** Opening Data provided block **

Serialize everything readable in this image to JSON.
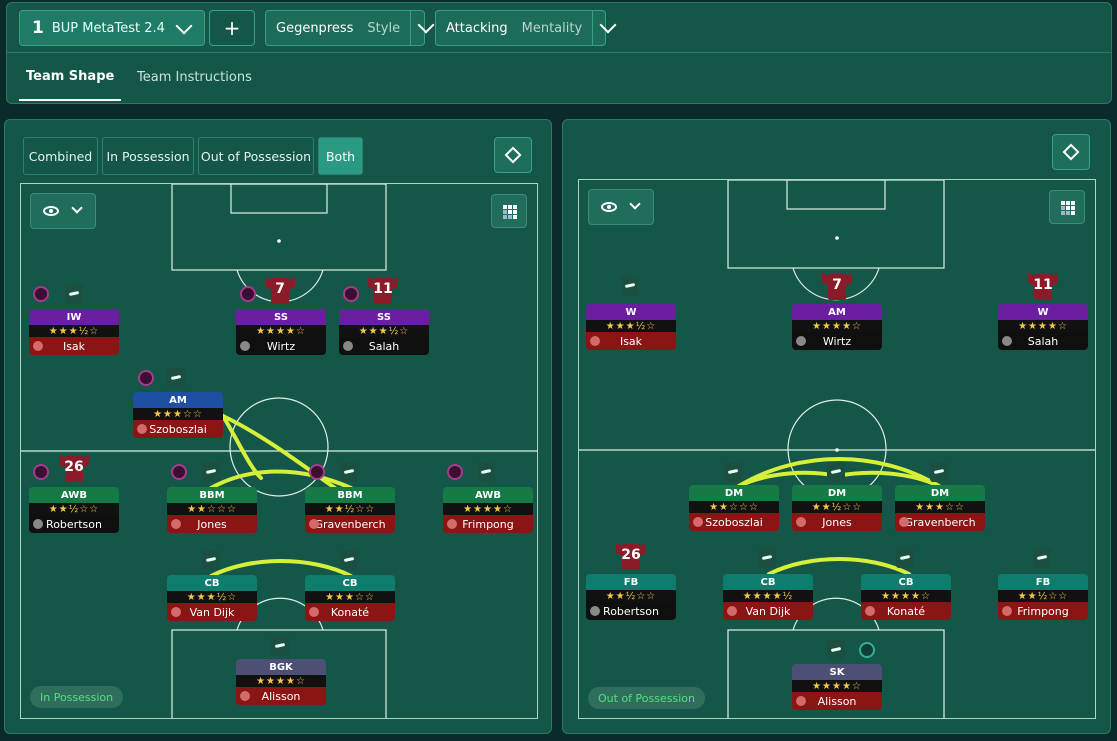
{
  "header": {
    "tactic_number": "1",
    "tactic_name": "BUP MetaTest 2.4",
    "add_label": "+",
    "style_value": "Gegenpress",
    "style_key": "Style",
    "mentality_value": "Attacking",
    "mentality_key": "Mentality"
  },
  "tabs": [
    {
      "label": "Team Shape",
      "active": true
    },
    {
      "label": "Team Instructions",
      "active": false
    }
  ],
  "view_modes": [
    {
      "label": "Combined",
      "selected": false
    },
    {
      "label": "In Possession",
      "selected": false
    },
    {
      "label": "Out of Possession",
      "selected": false
    },
    {
      "label": "Both",
      "selected": true
    }
  ],
  "in_possession": {
    "phase_label": "In Possession",
    "players": [
      {
        "role": "IW",
        "color": "purple",
        "stars": "★★★½☆",
        "name": "Isak",
        "name_style": "bad",
        "shirt": ""
      },
      {
        "role": "SS",
        "color": "purple",
        "stars": "★★★★☆",
        "name": "Wirtz",
        "name_style": "good",
        "shirt": "7"
      },
      {
        "role": "SS",
        "color": "purple",
        "stars": "★★★½☆",
        "name": "Salah",
        "name_style": "good",
        "shirt": "11"
      },
      {
        "role": "AM",
        "color": "blue",
        "stars": "★★★☆☆",
        "name": "Szoboszlai",
        "name_style": "bad",
        "shirt": ""
      },
      {
        "role": "AWB",
        "color": "green",
        "stars": "★★½☆☆",
        "name": "Robertson",
        "name_style": "good",
        "shirt": "26"
      },
      {
        "role": "BBM",
        "color": "green",
        "stars": "★★☆☆☆",
        "name": "Jones",
        "name_style": "bad",
        "shirt": ""
      },
      {
        "role": "BBM",
        "color": "green",
        "stars": "★★½☆☆",
        "name": "Gravenberch",
        "name_style": "bad",
        "shirt": ""
      },
      {
        "role": "AWB",
        "color": "green",
        "stars": "★★★★☆",
        "name": "Frimpong",
        "name_style": "bad",
        "shirt": ""
      },
      {
        "role": "CB",
        "color": "teal",
        "stars": "★★★½☆",
        "name": "Van Dijk",
        "name_style": "bad",
        "shirt": ""
      },
      {
        "role": "CB",
        "color": "teal",
        "stars": "★★★☆☆",
        "name": "Konaté",
        "name_style": "bad",
        "shirt": ""
      },
      {
        "role": "BGK",
        "color": "slate",
        "stars": "★★★★☆",
        "name": "Alisson",
        "name_style": "bad",
        "shirt": ""
      }
    ]
  },
  "out_of_possession": {
    "phase_label": "Out of Possession",
    "players": [
      {
        "role": "W",
        "color": "purple",
        "stars": "★★★½☆",
        "name": "Isak",
        "name_style": "bad",
        "shirt": ""
      },
      {
        "role": "AM",
        "color": "purple",
        "stars": "★★★★☆",
        "name": "Wirtz",
        "name_style": "good",
        "shirt": "7"
      },
      {
        "role": "W",
        "color": "purple",
        "stars": "★★★★☆",
        "name": "Salah",
        "name_style": "good",
        "shirt": "11"
      },
      {
        "role": "DM",
        "color": "green",
        "stars": "★★☆☆☆",
        "name": "Szoboszlai",
        "name_style": "bad",
        "shirt": ""
      },
      {
        "role": "DM",
        "color": "green",
        "stars": "★★½☆☆",
        "name": "Jones",
        "name_style": "bad",
        "shirt": ""
      },
      {
        "role": "DM",
        "color": "green",
        "stars": "★★★☆☆",
        "name": "Gravenberch",
        "name_style": "bad",
        "shirt": ""
      },
      {
        "role": "FB",
        "color": "teal",
        "stars": "★★½☆☆",
        "name": "Robertson",
        "name_style": "good",
        "shirt": "26"
      },
      {
        "role": "CB",
        "color": "teal",
        "stars": "★★★★½",
        "name": "Van Dijk",
        "name_style": "bad",
        "shirt": ""
      },
      {
        "role": "CB",
        "color": "teal",
        "stars": "★★★★☆",
        "name": "Konaté",
        "name_style": "bad",
        "shirt": ""
      },
      {
        "role": "FB",
        "color": "teal",
        "stars": "★★½☆☆",
        "name": "Frimpong",
        "name_style": "bad",
        "shirt": ""
      },
      {
        "role": "SK",
        "color": "slate",
        "stars": "★★★★☆",
        "name": "Alisson",
        "name_style": "bad",
        "shirt": ""
      }
    ]
  },
  "colors": {
    "link_line": "#d6f03a",
    "panel_bg": "#145748",
    "accent": "#2b9a82"
  }
}
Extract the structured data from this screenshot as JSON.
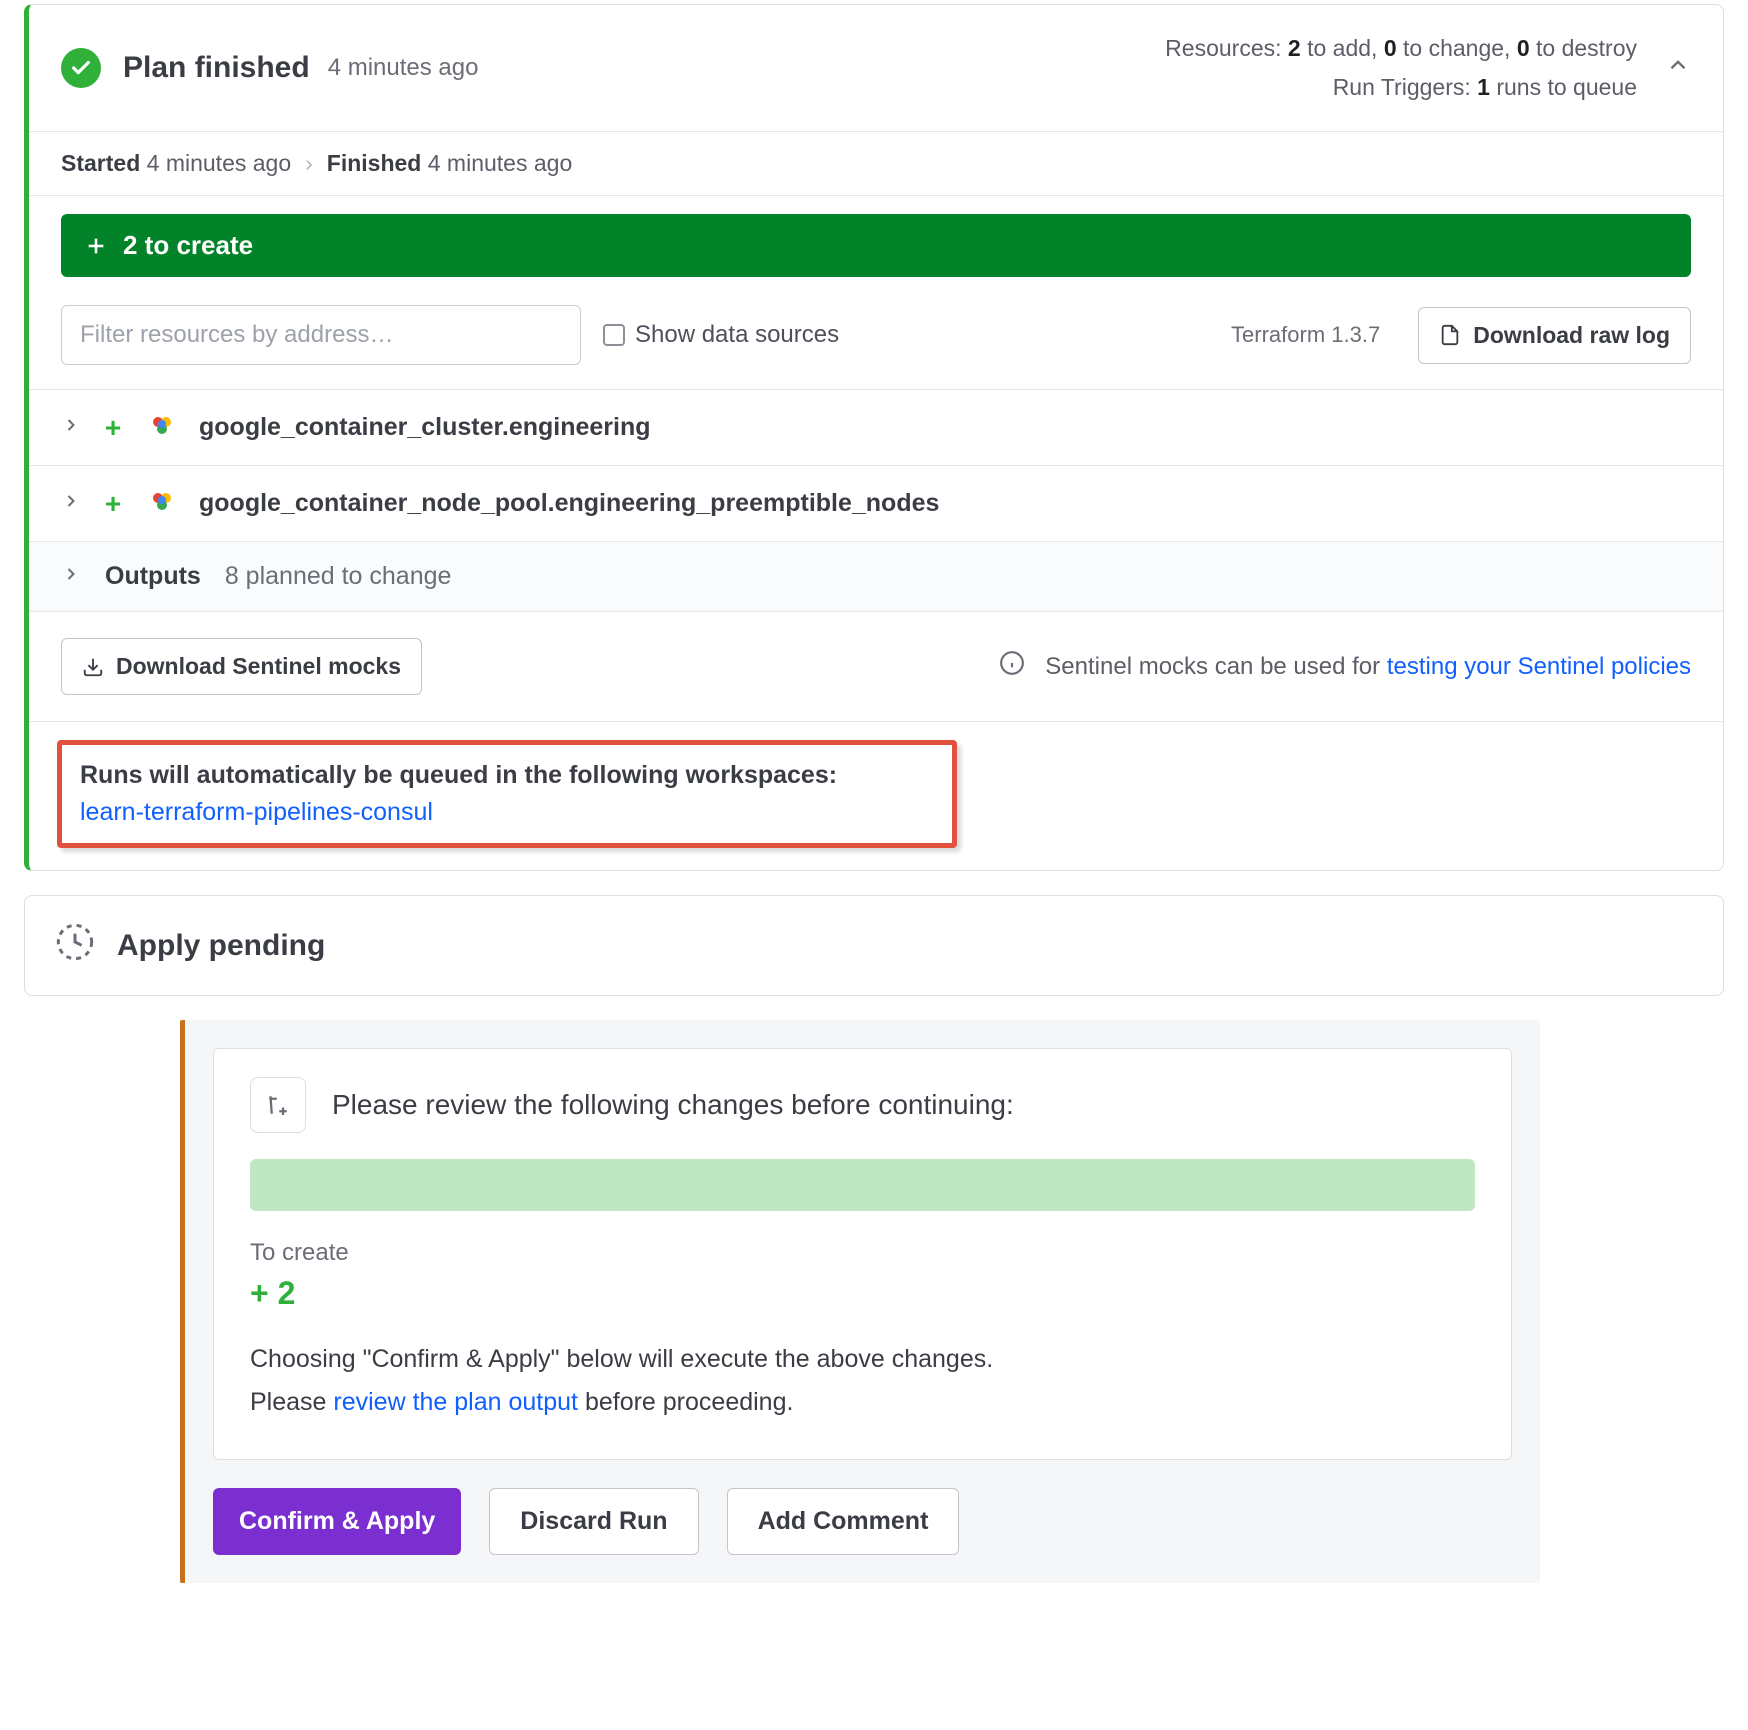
{
  "plan": {
    "title": "Plan finished",
    "subtitle": "4 minutes ago",
    "resources_label_prefix": "Resources: ",
    "to_add": "2",
    "to_add_suffix": " to add, ",
    "to_change": "0",
    "to_change_suffix": " to change, ",
    "to_destroy": "0",
    "to_destroy_suffix": " to destroy",
    "run_triggers_prefix": "Run Triggers: ",
    "runs_to_queue": "1",
    "runs_to_queue_suffix": " runs to queue",
    "started_label": "Started",
    "started_time": " 4 minutes ago",
    "finished_label": "Finished",
    "finished_time": " 4 minutes ago",
    "create_bar": "2 to create",
    "filter_placeholder": "Filter resources by address…",
    "show_data_sources": "Show data sources",
    "tf_version": "Terraform 1.3.7",
    "download_raw_log": "Download raw log",
    "resources": [
      {
        "name": "google_container_cluster.engineering"
      },
      {
        "name": "google_container_node_pool.engineering_preemptible_nodes"
      }
    ],
    "outputs_label": "Outputs",
    "outputs_sub": "8 planned to change",
    "download_sentinel": "Download Sentinel mocks",
    "sentinel_text_prefix": "Sentinel mocks can be used for ",
    "sentinel_link": "testing your Sentinel policies",
    "highlight_title": "Runs will automatically be queued in the following workspaces:",
    "highlight_link": "learn-terraform-pipelines-consul"
  },
  "apply_pending": "Apply pending",
  "review": {
    "title": "Please review the following changes before continuing:",
    "to_create_label": "To create",
    "plus2": "+ 2",
    "body_line1": "Choosing \"Confirm & Apply\" below will execute the above changes.",
    "body_line2_prefix": "Please ",
    "body_line2_link": "review the plan output",
    "body_line2_suffix": " before proceeding.",
    "confirm": "Confirm & Apply",
    "discard": "Discard Run",
    "add_comment": "Add Comment",
    "tf_symbol": "⁺⁄₊"
  }
}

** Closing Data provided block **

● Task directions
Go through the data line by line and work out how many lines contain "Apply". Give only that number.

● Task answer
3